## PROBLEM DESCRIPTION
Filter the entries below, keeping only lines with "Median".

## EXERCISE DATA
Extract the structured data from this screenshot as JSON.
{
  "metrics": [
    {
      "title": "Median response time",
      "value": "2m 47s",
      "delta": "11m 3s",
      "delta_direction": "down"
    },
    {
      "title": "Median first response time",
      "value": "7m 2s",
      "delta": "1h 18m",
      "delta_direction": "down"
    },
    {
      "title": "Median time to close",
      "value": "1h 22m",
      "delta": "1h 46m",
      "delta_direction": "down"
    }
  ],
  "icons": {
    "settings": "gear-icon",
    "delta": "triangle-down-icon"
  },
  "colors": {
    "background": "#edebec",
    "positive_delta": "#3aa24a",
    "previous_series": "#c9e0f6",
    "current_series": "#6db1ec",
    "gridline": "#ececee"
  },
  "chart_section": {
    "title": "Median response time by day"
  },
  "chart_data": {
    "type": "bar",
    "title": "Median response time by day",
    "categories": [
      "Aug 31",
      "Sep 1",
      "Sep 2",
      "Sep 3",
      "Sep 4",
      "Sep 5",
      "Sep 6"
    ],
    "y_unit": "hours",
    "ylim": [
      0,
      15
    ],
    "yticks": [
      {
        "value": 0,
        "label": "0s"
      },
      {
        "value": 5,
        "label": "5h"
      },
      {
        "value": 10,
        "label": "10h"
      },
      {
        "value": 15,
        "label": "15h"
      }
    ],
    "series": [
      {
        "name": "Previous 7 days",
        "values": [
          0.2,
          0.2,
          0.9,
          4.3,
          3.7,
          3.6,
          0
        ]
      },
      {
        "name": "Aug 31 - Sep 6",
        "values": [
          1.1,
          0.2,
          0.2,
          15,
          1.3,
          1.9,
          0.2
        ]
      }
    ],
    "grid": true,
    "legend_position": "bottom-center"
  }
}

## YOUR RESPONSE
      "title": "Median response time",
      "title": "Median first response time",
      "title": "Median time to close",
    "title": "Median response time by day"
    "title": "Median response time by day",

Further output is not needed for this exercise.